“The donation of vehicles and communication gadgets provide a good beginning. “ The donation … provides.
“Fear of robbers keep lawyers away from courts” Fear of robbers keeps…
“CBN intervention bouys naira” (BUSINESSDAY, March 21) Get it right: buoys.
“You must be matured and in love with jazz music.” (DAILY TIMES, March 21) Just ‘mature’.
The next three errors are from NTA Network News of May 21:
“….who presided at the occasion?” NTA correspondents should be civilized: the preposition that goes with ‘occasion’ is ‘on’ (not ‘at’)

“He said that the ministry intends to restore back…“ ‘Restore back’ shows unintelligibility. With ‘restore’, you cannot have ‘back’. We should not use words we do not understand their meanings (or implications). The English language has evolved from the old period to the modern era. Therefore, journalists must avoid Anglo-Saxon expressions.
“Each of the stadia was provided with practicing pitch.” It is not the pitches that practise as implied in the statement. Therefore, the sensible phrase ought to be ‘practice pitch.’ Lexical and semantic appropriateness demands this line of thought.
“Captain…wedded former Miss… in Lagos over the weekend with pomp and pageantry. “ (THISDAY, March 20) ‘Pomp and pageantry’ is not an accepted phrase. The standard expression is ‘pomp and circumstance’ or ‘pomp and ceremony.’ It can simply be left as ‘pomp’. If you do not remember these forms, rephrase. At least, you can always recollect that the Nigerian creation (pomp and pageantry) is uneducated.
“Truely, Jos is a home of peace and tourism.” (DAILY NEWS, March 21) Correct form: truly
“This development is unlike in some states where education have (sic) died a natural death…” (DAILY CHAMPION, March 21) Indeed, education has died in Champion House!
“SINCE the corruption of political crisis in neighbouring Chad….” (Source: as above) This way: eruption

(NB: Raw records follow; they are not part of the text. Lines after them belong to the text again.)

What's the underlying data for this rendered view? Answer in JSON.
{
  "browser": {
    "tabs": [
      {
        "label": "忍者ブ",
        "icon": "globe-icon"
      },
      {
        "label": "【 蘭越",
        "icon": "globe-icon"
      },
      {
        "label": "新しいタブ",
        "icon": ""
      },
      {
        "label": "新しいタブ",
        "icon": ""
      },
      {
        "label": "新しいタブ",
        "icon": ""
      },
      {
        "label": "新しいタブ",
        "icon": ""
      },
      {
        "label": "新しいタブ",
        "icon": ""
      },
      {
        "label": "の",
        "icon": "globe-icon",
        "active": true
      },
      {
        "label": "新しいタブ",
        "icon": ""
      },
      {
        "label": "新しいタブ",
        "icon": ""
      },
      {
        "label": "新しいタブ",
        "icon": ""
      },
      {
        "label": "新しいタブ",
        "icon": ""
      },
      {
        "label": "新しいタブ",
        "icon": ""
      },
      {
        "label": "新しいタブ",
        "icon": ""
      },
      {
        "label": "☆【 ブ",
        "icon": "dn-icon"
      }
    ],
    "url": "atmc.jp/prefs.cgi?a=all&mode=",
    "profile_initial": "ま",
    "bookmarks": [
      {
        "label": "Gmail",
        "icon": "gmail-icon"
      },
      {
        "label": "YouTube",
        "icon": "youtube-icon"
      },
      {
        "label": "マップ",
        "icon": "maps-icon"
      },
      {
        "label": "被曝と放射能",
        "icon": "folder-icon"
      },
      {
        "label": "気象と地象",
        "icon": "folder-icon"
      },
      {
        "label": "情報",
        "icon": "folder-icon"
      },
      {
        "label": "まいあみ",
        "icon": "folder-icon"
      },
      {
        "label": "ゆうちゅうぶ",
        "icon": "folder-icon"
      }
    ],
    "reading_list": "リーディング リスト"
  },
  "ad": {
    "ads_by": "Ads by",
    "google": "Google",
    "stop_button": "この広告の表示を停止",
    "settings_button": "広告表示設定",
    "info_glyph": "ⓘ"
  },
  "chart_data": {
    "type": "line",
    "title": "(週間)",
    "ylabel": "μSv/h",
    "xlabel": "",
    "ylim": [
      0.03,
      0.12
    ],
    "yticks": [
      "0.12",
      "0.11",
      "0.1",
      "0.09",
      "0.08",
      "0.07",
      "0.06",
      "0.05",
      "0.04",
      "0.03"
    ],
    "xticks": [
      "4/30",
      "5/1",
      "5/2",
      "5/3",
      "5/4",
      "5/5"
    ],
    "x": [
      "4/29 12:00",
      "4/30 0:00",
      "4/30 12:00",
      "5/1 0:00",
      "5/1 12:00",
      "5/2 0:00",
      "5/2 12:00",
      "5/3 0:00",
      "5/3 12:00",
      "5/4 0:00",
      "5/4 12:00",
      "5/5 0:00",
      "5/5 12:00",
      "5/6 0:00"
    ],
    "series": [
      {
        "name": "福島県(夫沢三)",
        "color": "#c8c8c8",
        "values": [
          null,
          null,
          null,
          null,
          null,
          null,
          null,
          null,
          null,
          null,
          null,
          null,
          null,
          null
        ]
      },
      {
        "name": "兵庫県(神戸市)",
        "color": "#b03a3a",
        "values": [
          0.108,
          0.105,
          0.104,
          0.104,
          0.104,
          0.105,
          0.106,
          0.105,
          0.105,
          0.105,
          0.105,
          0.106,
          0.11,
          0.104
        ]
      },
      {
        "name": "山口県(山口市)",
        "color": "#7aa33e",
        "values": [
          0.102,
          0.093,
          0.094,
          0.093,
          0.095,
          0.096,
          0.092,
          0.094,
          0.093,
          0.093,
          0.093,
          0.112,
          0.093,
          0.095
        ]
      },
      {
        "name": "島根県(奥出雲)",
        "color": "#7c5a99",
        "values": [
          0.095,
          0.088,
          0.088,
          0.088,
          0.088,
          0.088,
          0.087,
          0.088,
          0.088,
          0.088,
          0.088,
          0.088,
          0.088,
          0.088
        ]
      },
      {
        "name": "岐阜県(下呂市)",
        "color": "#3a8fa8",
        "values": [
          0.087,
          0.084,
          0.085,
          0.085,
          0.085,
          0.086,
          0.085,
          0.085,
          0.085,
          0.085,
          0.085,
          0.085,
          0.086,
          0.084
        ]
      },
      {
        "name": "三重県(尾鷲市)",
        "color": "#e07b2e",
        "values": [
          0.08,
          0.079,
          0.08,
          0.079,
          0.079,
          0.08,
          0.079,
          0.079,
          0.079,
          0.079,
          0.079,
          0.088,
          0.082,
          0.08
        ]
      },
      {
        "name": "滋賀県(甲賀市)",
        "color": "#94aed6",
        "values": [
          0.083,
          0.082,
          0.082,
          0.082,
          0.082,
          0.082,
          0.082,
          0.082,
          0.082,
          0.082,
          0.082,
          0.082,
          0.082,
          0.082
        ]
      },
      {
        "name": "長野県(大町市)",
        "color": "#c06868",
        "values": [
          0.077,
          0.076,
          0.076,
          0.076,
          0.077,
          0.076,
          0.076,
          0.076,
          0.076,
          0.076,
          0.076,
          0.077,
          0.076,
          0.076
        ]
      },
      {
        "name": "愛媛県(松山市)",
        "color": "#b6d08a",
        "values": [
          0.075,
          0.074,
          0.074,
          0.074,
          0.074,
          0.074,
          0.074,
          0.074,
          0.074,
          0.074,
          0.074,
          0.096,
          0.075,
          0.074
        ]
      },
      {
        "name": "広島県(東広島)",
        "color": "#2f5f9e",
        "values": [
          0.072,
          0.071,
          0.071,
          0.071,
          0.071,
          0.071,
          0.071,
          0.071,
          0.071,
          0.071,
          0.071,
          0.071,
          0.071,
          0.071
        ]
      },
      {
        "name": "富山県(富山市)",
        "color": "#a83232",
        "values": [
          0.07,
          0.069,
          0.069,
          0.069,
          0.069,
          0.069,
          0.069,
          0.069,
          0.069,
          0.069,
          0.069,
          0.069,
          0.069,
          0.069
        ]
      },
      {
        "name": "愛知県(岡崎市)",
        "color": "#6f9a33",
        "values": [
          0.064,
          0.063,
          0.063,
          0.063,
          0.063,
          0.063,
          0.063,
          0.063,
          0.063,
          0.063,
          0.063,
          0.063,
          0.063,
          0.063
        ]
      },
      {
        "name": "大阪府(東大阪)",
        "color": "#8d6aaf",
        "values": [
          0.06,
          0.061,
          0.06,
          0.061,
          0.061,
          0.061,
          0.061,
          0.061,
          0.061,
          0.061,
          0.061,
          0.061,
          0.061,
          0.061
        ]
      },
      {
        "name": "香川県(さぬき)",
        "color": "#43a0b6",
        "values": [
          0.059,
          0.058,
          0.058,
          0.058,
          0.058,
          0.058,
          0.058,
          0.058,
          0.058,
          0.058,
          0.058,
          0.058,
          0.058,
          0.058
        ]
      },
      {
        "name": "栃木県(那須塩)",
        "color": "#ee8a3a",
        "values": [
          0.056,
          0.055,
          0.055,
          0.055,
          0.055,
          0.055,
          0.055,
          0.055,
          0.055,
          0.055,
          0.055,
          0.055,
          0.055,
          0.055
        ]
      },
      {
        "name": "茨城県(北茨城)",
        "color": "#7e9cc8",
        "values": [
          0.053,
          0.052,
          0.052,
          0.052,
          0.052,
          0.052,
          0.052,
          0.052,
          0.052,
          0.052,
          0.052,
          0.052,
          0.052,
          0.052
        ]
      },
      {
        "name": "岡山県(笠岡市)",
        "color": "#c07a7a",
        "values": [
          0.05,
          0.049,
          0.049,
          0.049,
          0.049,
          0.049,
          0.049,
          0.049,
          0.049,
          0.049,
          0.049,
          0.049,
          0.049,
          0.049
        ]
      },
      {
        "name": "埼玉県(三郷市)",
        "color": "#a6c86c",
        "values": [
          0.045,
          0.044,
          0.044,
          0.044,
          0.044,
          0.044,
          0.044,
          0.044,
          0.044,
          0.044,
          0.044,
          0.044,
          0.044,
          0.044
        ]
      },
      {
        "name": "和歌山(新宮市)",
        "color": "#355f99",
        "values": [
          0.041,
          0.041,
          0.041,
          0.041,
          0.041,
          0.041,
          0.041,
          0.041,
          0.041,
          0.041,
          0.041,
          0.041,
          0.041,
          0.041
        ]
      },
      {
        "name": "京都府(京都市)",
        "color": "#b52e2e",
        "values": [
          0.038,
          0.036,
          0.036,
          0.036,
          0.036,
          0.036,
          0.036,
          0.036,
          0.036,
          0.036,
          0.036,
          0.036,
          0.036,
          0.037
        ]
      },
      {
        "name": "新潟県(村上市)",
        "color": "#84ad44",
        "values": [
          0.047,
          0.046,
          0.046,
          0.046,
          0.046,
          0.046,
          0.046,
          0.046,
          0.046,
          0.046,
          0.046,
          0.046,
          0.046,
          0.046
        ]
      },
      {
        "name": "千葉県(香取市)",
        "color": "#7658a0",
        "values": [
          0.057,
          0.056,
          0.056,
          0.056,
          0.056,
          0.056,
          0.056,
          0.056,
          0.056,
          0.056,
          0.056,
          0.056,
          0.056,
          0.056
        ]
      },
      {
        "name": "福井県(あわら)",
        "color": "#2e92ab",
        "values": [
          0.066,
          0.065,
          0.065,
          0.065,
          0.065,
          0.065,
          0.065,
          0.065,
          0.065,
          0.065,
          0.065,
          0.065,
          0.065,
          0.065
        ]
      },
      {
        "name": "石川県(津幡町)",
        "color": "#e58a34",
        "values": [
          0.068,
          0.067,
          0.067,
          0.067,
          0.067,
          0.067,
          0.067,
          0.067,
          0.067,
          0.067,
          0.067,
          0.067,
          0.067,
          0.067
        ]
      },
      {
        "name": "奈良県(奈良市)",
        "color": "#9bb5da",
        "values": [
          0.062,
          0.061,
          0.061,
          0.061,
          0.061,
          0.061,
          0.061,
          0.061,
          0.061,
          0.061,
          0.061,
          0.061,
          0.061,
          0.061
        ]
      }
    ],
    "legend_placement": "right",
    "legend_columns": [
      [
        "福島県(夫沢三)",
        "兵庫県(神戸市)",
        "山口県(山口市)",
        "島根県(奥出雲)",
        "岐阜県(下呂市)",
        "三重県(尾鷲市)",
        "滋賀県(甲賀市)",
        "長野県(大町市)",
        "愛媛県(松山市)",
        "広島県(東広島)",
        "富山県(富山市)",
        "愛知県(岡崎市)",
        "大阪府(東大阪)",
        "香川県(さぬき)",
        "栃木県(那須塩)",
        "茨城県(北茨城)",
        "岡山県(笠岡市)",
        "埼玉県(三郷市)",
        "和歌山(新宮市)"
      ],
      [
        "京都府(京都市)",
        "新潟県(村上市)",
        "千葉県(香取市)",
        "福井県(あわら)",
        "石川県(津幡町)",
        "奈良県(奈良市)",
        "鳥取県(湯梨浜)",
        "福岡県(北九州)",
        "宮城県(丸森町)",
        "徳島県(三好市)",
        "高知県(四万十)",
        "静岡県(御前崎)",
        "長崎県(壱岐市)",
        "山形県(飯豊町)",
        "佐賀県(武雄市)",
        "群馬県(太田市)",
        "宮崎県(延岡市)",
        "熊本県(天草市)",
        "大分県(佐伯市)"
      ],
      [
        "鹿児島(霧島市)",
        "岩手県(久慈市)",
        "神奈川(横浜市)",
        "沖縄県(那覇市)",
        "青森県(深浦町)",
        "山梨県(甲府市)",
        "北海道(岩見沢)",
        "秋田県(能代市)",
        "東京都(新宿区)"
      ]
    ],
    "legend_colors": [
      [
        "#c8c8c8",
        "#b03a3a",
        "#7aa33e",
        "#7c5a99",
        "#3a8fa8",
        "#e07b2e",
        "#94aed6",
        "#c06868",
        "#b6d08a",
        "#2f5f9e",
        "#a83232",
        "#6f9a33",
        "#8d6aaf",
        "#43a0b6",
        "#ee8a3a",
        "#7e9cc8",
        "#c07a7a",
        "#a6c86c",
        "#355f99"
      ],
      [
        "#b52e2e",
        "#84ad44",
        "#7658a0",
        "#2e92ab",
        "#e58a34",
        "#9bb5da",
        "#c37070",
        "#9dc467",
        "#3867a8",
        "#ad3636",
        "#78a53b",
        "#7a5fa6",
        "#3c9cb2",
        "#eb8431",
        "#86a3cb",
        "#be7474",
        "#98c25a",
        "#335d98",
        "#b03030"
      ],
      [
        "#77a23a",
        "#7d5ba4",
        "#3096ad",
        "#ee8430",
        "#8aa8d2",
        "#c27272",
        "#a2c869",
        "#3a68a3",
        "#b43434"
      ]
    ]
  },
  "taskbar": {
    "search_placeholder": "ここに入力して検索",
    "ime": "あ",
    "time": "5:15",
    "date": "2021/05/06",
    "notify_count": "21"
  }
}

“PUBLIC affairs analysts of the most diverse persuasions are agreed on one thing: the world is at a crossroad. “ (Source: as above) This way: at a/the crossroads (not crossroad)
“It is therefore, (sic) noteworthy that the AU has now seen the wisdom in pooling the resources of member-states together to prevent ugly incident (sic)… “(NIGERIAN TRIBUNE, March 21) When resources are pooled, there is no need for ‘together’.
“New TV station to take-off soon” (VANGUARD, March 21) Just delete the hyphen to form a phrasal verb.
“The hopes of millions of our country-men are centred around us.” (THISDAY, March 21) ‘Centre’ admits ‘on’, ‘round,’ ‘upon’… never ‘around’.
“Unclaimed properties of accident victims” ‘Property’ in this context is non-count. It can only take the plural form if buildings and acres of land are involved – or scientific references.

“This unrestrained blood-bath follow (follows)….”
“Yes, Nigerians love to eat traditional meals with their bare fingers but that is not to say we cannot provide foreigners with cutleries.” (Tourism & Hospitality, March 21) ‘Cutlery’ is uncountable.
“Villagers beseige hospital for free treatment” (DAILY NEWS, March 21) Right: besiege
“In this way, life expectancy bulges as the chances of contacting diseases considerably diminish.” (Source: as above) Nobody contacts a disease…‘contract’ is the word.
“The progressive social option implicit in President Buhari’s analysis is affirmative action aimed at eliminating or drastically reducing poverty.” (Source: as above) ‘…an affirmative action.’ Articles are not optional in count words.